# [Instructions to follow]
Down to the last character, repeat the entries beneath this task.

# [Recorded data]
◆ ◆ ◆ ◆ ◆

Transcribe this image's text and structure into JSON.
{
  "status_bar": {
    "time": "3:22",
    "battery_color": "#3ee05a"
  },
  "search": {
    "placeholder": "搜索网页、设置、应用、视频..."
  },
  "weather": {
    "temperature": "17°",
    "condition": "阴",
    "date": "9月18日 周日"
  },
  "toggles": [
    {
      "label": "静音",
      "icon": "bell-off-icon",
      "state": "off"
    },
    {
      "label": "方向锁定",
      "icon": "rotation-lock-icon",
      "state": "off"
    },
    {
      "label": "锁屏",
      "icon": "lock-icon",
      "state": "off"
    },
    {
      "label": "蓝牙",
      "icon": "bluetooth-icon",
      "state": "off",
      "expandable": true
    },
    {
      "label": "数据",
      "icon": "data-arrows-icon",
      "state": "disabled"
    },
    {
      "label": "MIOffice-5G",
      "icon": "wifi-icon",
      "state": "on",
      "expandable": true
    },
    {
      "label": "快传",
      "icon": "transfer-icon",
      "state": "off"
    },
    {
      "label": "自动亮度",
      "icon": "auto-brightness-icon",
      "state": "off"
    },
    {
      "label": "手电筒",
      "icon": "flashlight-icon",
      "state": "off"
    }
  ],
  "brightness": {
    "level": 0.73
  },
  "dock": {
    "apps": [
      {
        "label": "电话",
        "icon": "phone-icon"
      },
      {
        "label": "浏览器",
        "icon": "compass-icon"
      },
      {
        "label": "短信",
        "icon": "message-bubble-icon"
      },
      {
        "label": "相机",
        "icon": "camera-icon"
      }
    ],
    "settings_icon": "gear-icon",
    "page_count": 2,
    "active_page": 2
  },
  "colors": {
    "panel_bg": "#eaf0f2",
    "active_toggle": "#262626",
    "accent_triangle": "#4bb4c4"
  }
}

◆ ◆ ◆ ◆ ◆

# [Answer to this exercise]
Transcribe this image's text and structure into JSON.
{
  "status_bar": {
    "time": "3:22",
    "battery_color": "#3ee05a"
  },
  "search": {
    "placeholder": "搜索网页、设置、应用、视频..."
  },
  "weather": {
    "temperature": "17°",
    "condition": "阴",
    "date": "9月18日 周日"
  },
  "toggles": [
    {
      "label": "静音",
      "icon": "bell-off-icon",
      "state": "off"
    },
    {
      "label": "方向锁定",
      "icon": "rotation-lock-icon",
      "state": "off"
    },
    {
      "label": "锁屏",
      "icon": "lock-icon",
      "state": "off"
    },
    {
      "label": "蓝牙",
      "icon": "bluetooth-icon",
      "state": "off",
      "expandable": true
    },
    {
      "label": "数据",
      "icon": "data-arrows-icon",
      "state": "disabled"
    },
    {
      "label": "MIOffice-5G",
      "icon": "wifi-icon",
      "state": "on",
      "expandable": true
    },
    {
      "label": "快传",
      "icon": "transfer-icon",
      "state": "off"
    },
    {
      "label": "自动亮度",
      "icon": "auto-brightness-icon",
      "state": "off"
    },
    {
      "label": "手电筒",
      "icon": "flashlight-icon",
      "state": "off"
    }
  ],
  "brightness": {
    "level": 0.73
  },
  "dock": {
    "apps": [
      {
        "label": "电话",
        "icon": "phone-icon"
      },
      {
        "label": "浏览器",
        "icon": "compass-icon"
      },
      {
        "label": "短信",
        "icon": "message-bubble-icon"
      },
      {
        "label": "相机",
        "icon": "camera-icon"
      }
    ],
    "settings_icon": "gear-icon",
    "page_count": 2,
    "active_page": 2
  },
  "colors": {
    "panel_bg": "#eaf0f2",
    "active_toggle": "#262626",
    "accent_triangle": "#4bb4c4"
  }
}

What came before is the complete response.